Capital flight by high net worth individuals is a serious problem for many developing countries. Although the quantification of offshore wealth holdings and the associated overall revenue losses is difficult, they are generally considered to be sizable.
While not necessarily all capital relocations from developing economies are illegal and motivated by tax purposes, many offshore wealth holdings likely pursue the purpose to evade taxes. To strengthen the tax authorities’ capacity to uncover this type of evasion, NGOs and academics have called for more information sharing in tax matters across countries for some time, especially concerning the developing world.

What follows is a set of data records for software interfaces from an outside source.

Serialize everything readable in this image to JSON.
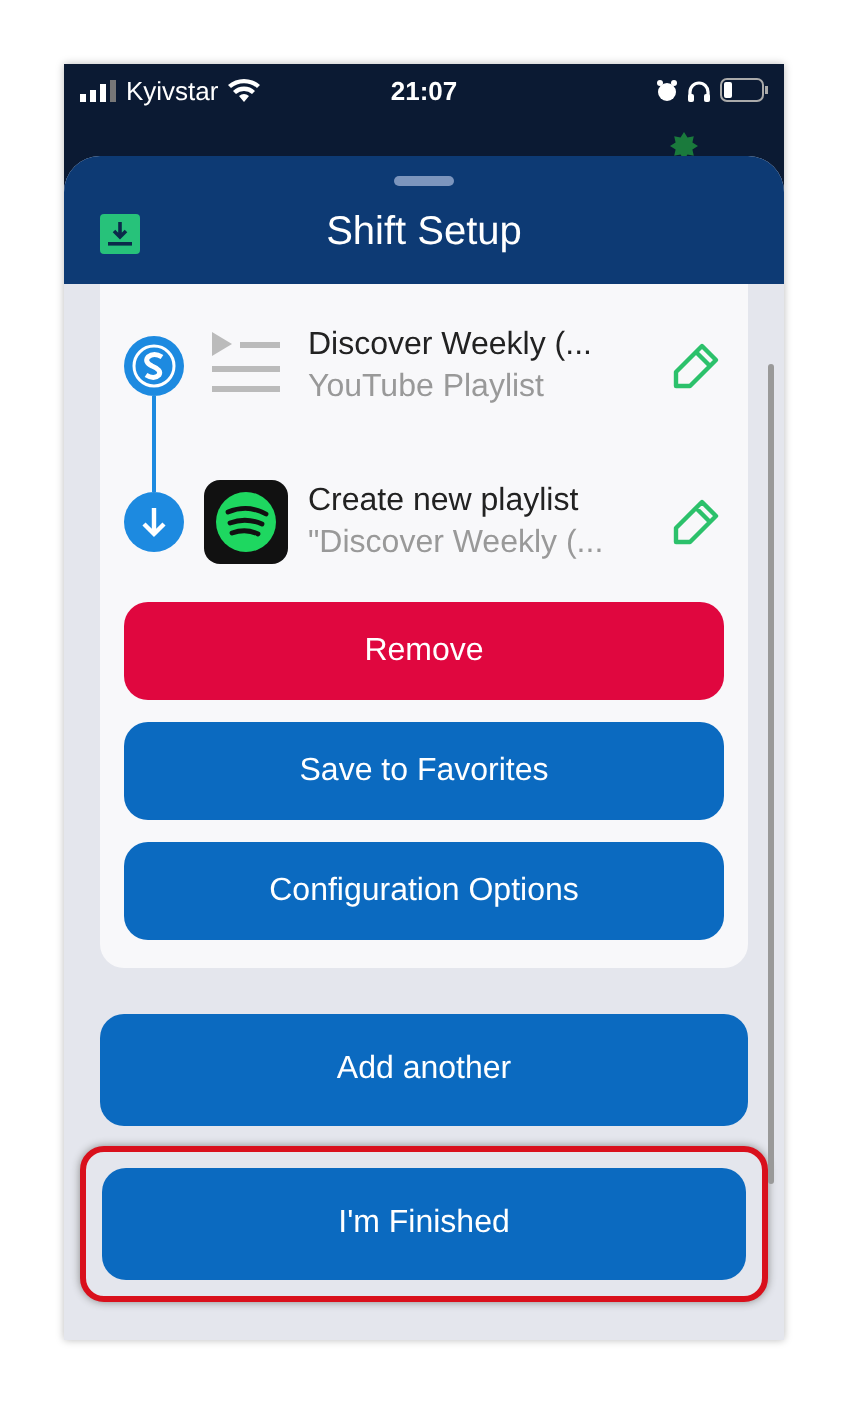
{
  "status_bar": {
    "carrier": "Kyivstar",
    "time": "21:07"
  },
  "sheet": {
    "title": "Shift Setup"
  },
  "shift": {
    "source": {
      "title": "Discover Weekly (...",
      "subtitle": "YouTube Playlist"
    },
    "destination": {
      "title": "Create new playlist",
      "subtitle": "\"Discover Weekly (..."
    }
  },
  "card_buttons": [
    {
      "label": "Remove",
      "kind": "danger"
    },
    {
      "label": "Save to Favorites",
      "kind": "primary"
    },
    {
      "label": "Configuration Options",
      "kind": "primary"
    }
  ],
  "buttons": [
    {
      "label": "Add another",
      "highlighted": false
    },
    {
      "label": "I'm Finished",
      "highlighted": true
    }
  ]
}
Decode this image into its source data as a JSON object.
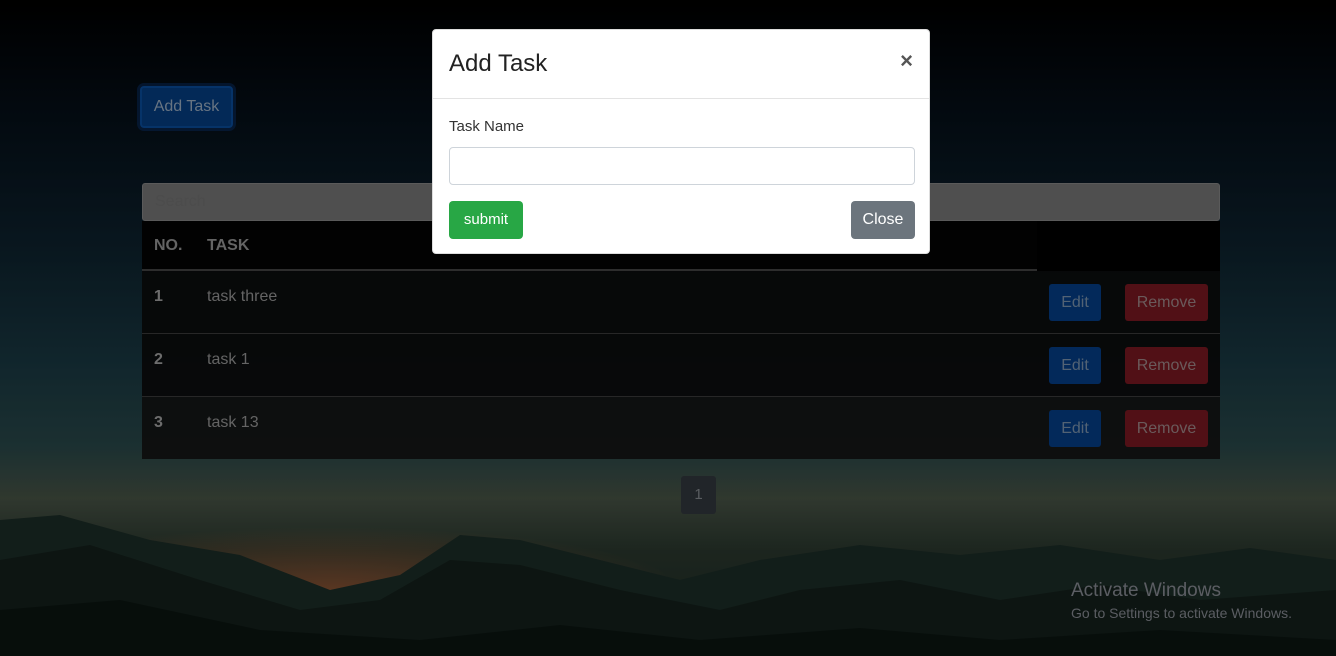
{
  "toolbar": {
    "add_task_label": "Add Task"
  },
  "search": {
    "placeholder": "Search"
  },
  "table": {
    "headers": {
      "no": "NO.",
      "task": "TASK"
    },
    "rows": [
      {
        "no": "1",
        "task": "task three"
      },
      {
        "no": "2",
        "task": "task 1"
      },
      {
        "no": "3",
        "task": "task 13"
      }
    ],
    "edit_label": "Edit",
    "remove_label": "Remove"
  },
  "pagination": {
    "current_page": "1"
  },
  "modal": {
    "title": "Add Task",
    "close_symbol": "×",
    "field_label": "Task Name",
    "field_value": "",
    "submit_label": "submit",
    "close_label": "Close"
  },
  "watermark": {
    "title": "Activate Windows",
    "subtitle": "Go to Settings to activate Windows."
  },
  "colors": {
    "primary": "#007bff",
    "danger": "#dc3545",
    "success": "#28a745",
    "secondary": "#6c757d"
  }
}
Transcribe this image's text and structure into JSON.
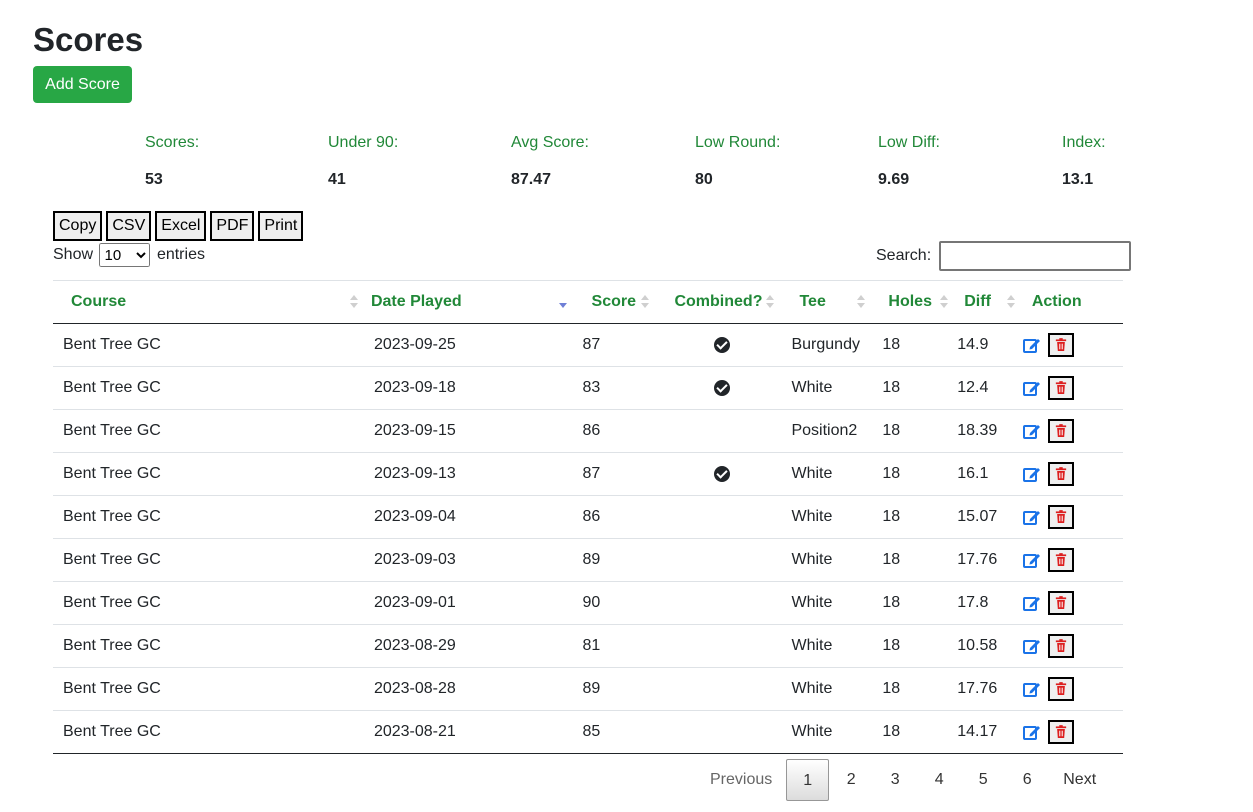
{
  "page": {
    "title": "Scores",
    "add_button": "Add Score"
  },
  "stats": [
    {
      "label": "Scores:",
      "value": "53"
    },
    {
      "label": "Under 90:",
      "value": "41"
    },
    {
      "label": "Avg Score:",
      "value": "87.47"
    },
    {
      "label": "Low Round:",
      "value": "80"
    },
    {
      "label": "Low Diff:",
      "value": "9.69"
    },
    {
      "label": "Index:",
      "value": "13.1"
    }
  ],
  "export_buttons": [
    "Copy",
    "CSV",
    "Excel",
    "PDF",
    "Print"
  ],
  "length": {
    "show": "Show",
    "selected": "10",
    "entries": "entries"
  },
  "search": {
    "label": "Search:",
    "value": ""
  },
  "table": {
    "columns": [
      "Course",
      "Date Played",
      "Score",
      "Combined?",
      "Tee",
      "Holes",
      "Diff",
      "Action"
    ],
    "sorted_column": "Date Played",
    "sort_direction": "desc",
    "rows": [
      {
        "course": "Bent Tree GC",
        "date": "2023-09-25",
        "score": "87",
        "combined": true,
        "tee": "Burgundy",
        "holes": "18",
        "diff": "14.9"
      },
      {
        "course": "Bent Tree GC",
        "date": "2023-09-18",
        "score": "83",
        "combined": true,
        "tee": "White",
        "holes": "18",
        "diff": "12.4"
      },
      {
        "course": "Bent Tree GC",
        "date": "2023-09-15",
        "score": "86",
        "combined": false,
        "tee": "Position2",
        "holes": "18",
        "diff": "18.39"
      },
      {
        "course": "Bent Tree GC",
        "date": "2023-09-13",
        "score": "87",
        "combined": true,
        "tee": "White",
        "holes": "18",
        "diff": "16.1"
      },
      {
        "course": "Bent Tree GC",
        "date": "2023-09-04",
        "score": "86",
        "combined": false,
        "tee": "White",
        "holes": "18",
        "diff": "15.07"
      },
      {
        "course": "Bent Tree GC",
        "date": "2023-09-03",
        "score": "89",
        "combined": false,
        "tee": "White",
        "holes": "18",
        "diff": "17.76"
      },
      {
        "course": "Bent Tree GC",
        "date": "2023-09-01",
        "score": "90",
        "combined": false,
        "tee": "White",
        "holes": "18",
        "diff": "17.8"
      },
      {
        "course": "Bent Tree GC",
        "date": "2023-08-29",
        "score": "81",
        "combined": false,
        "tee": "White",
        "holes": "18",
        "diff": "10.58"
      },
      {
        "course": "Bent Tree GC",
        "date": "2023-08-28",
        "score": "89",
        "combined": false,
        "tee": "White",
        "holes": "18",
        "diff": "17.76"
      },
      {
        "course": "Bent Tree GC",
        "date": "2023-08-21",
        "score": "85",
        "combined": false,
        "tee": "White",
        "holes": "18",
        "diff": "14.17"
      }
    ],
    "icons": {
      "edit": "edit-icon",
      "delete": "trash-icon",
      "combined": "check-circle-icon"
    }
  },
  "pagination": {
    "previous": "Previous",
    "pages": [
      "1",
      "2",
      "3",
      "4",
      "5",
      "6"
    ],
    "current": "1",
    "next": "Next"
  },
  "colors": {
    "header_green": "#218838",
    "button_green": "#28a745",
    "edit_blue": "#1a73e8",
    "delete_red": "#dc1e1e"
  }
}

As most tax information exchange agreements (TIEA) are bilateral in nature, the question is whether and to what extent developing countries will manage to strengthen their network of bilateral TIEAs in the future. From a theoretical perspective, it is a priori unclear if it is in the best interest of countries to exchange information in tax matters at all – as, by providing tax information, source countries deter tax-evading foreign investors and have to bear the administrative costs of information provision suggest that information sharing can be sustained in situations with repeated interaction where non-cooperative behavior today will be punished by non-cooperative behavior of the partner in the future. Empirical work confirms these considerations and stresses that bilateral information exchange between tax authorities is strongly reciprocal. Thus, even conditional on the existence of an information exchange agreement, countries tend to provide information when they get something back in return. If the flow of information becomes too asymmetric, information requests otherwise end up at the bottom of the pile.
Following these considerations, many developing countries are unattractive partners for bilateral information exchange. The capital flow between them and countries in the developed world tends to be asymmetric, implying that most benefits accrue in the developing economy while the costs incur with the industrialized partner. Of course, even if it’s not in their best rational interest, the latter countries may want to engage in information sharing because they think it is “good” behavior, particularly towards economies in the developing world. Or they may benefit indirectly if the developing economy strengthens its tax revenue base enough that aid payments can be reduced. However, experience shows that politics are mainly driven by rational incentives. Moreover, indirect benefits, like reduced aid payments, are likely small and diminished by free-rider problems.
Most TIEAs moreover account for information sharing upon request only. Thus, even armed with TIEAs, developing countries may lack the expertise and means to make effective requests for information. New empirical research suggests that information sharing upon request furthermore hardly raises the perceived detection probability of tax evaders and is not effective in significantly lowering wealth holdings in tax havens. As promoted by many NGOs, this may call for more extensive use of automatic information exchange agreements. But automatic information exchange is far from being a magic bullet, too, as tax authorities in the developing world likely lack the capacity to make use of the huge amount of data passed on automatically (which already imposes a big challenge for sophisticated tax authorities in the industrialized world). In the absence of a common international tax payer number, it is for example already far from straightforward to merge the provided information to national tax data. Thus, more extensive use of automatic information exchange in the developing world can only be successful if it comes with increased capacity building in national tax authorities, potentially through technical support by industrialized countries.
But recent empirical research also highlights the likely limitations of automatic information exchange as mobile capital investors react to new TIEAs by relocating their funds to other (tax haven) locations which are not covered by information exchange agreements in their host country. In line with theoretical suggestions, this strongly calls for multilateral agreement and coordinated international action against tax haven economies.